A new algorithm created at A*STAR allows scientists to track the trajectories of different cell lineages on the basis of their gene activity at the individual cell level. The tool, dubbed Mpath, should help reveal new insights into disease states and offer a way to see how drugs are working.
“For the academic research community, Mpath can be used to infer pathways and key regulators of cellular development and differentiation,” says Jinmiao Chen, a computational biologist at the A*STAR Singapore Immunology Network who led the algorithm’s development. “And for pharmaceutical companies, when a drug is tested with different dosages or at different time points, Mpath can be used to map the kinetics of drug response.”
The latest RNA sequencing technologies allows researchers to analyze gene expression profiles with unprecedented single-cell resolution. But it was still a challenge to connect the dots between which individual cells gave rise to one another. Enter Mpath.
Mpath takes in gene expression information to infer the progression of cells from their progenitor state. It does not require data on huge numbers of cells or at different time points, rather it works with single-cell data from a variety of different sequencing technologies, and can construct both linear and branching differentiation pathways.
To demonstrate the algorithm’s usefulness, Chen and her colleagues used Mpath to trace the development of mouse dendritic cells, a type of white blood cell involved in mounting immune responses against pathogens. By analyzing single-cell RNA, the tool exposed the timing of the branching event from precursor cells into the two functionally distinct lineages of dendritic cell and uncovered two novel regulators of cell fate — all of which was validated with wet lab experiments.
The researchers also considered the process of human muscle cell development, demonstrating the intricate crosstalk between muscle and non-muscle cell lineages and revealing seven waves of gene expression changes during differentiation. According to Chen, “Mpath can be used to trace lineages of any cell type.” For example, one could extend the method to study “how cancer cells have progressed from benign to malignant, as well as which genes are driving the progression,” she says.

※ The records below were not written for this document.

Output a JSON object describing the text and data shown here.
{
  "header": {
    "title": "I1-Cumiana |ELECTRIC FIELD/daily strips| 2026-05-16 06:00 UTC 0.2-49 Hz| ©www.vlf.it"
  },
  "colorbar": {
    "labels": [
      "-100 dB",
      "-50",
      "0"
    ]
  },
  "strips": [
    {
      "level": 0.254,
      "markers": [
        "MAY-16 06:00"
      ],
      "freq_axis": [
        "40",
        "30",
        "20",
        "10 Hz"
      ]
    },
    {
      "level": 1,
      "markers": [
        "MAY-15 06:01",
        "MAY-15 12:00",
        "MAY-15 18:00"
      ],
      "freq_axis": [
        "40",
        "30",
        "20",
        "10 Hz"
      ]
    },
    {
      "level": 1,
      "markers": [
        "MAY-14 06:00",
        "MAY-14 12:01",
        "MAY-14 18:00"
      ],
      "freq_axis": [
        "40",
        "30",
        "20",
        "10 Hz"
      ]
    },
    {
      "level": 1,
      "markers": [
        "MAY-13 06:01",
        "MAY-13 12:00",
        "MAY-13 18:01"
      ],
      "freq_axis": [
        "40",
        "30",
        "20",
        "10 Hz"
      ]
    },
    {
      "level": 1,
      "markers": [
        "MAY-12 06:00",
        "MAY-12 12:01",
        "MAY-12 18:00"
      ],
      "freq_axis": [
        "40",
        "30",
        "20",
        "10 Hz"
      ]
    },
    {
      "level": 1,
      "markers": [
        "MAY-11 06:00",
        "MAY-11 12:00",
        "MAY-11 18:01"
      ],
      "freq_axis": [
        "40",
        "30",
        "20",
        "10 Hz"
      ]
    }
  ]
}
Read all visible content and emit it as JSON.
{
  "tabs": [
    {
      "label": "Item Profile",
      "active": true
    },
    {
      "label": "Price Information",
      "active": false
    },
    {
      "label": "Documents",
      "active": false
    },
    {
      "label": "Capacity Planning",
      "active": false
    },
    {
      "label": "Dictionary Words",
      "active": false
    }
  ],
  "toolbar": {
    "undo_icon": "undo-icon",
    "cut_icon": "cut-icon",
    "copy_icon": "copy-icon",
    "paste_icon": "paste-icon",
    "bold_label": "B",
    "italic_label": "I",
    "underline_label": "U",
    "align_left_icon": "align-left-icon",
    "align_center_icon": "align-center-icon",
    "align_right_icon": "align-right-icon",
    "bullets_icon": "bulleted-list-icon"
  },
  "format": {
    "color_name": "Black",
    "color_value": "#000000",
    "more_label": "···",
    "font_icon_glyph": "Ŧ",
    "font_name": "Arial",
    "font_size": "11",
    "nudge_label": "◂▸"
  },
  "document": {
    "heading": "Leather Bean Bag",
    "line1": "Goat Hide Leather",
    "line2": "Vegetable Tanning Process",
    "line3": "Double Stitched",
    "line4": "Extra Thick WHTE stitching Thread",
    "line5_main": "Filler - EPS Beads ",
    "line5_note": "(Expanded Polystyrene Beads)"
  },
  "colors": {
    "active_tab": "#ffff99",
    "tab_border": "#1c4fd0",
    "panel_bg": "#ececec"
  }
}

Chen and her colleagues are now working on an enhanced version of the algorithm called Mtree, which would allow the simultaneous analysis of two or more independent development pathways, such as in the brain where different immune lineages are distinct from other tissues.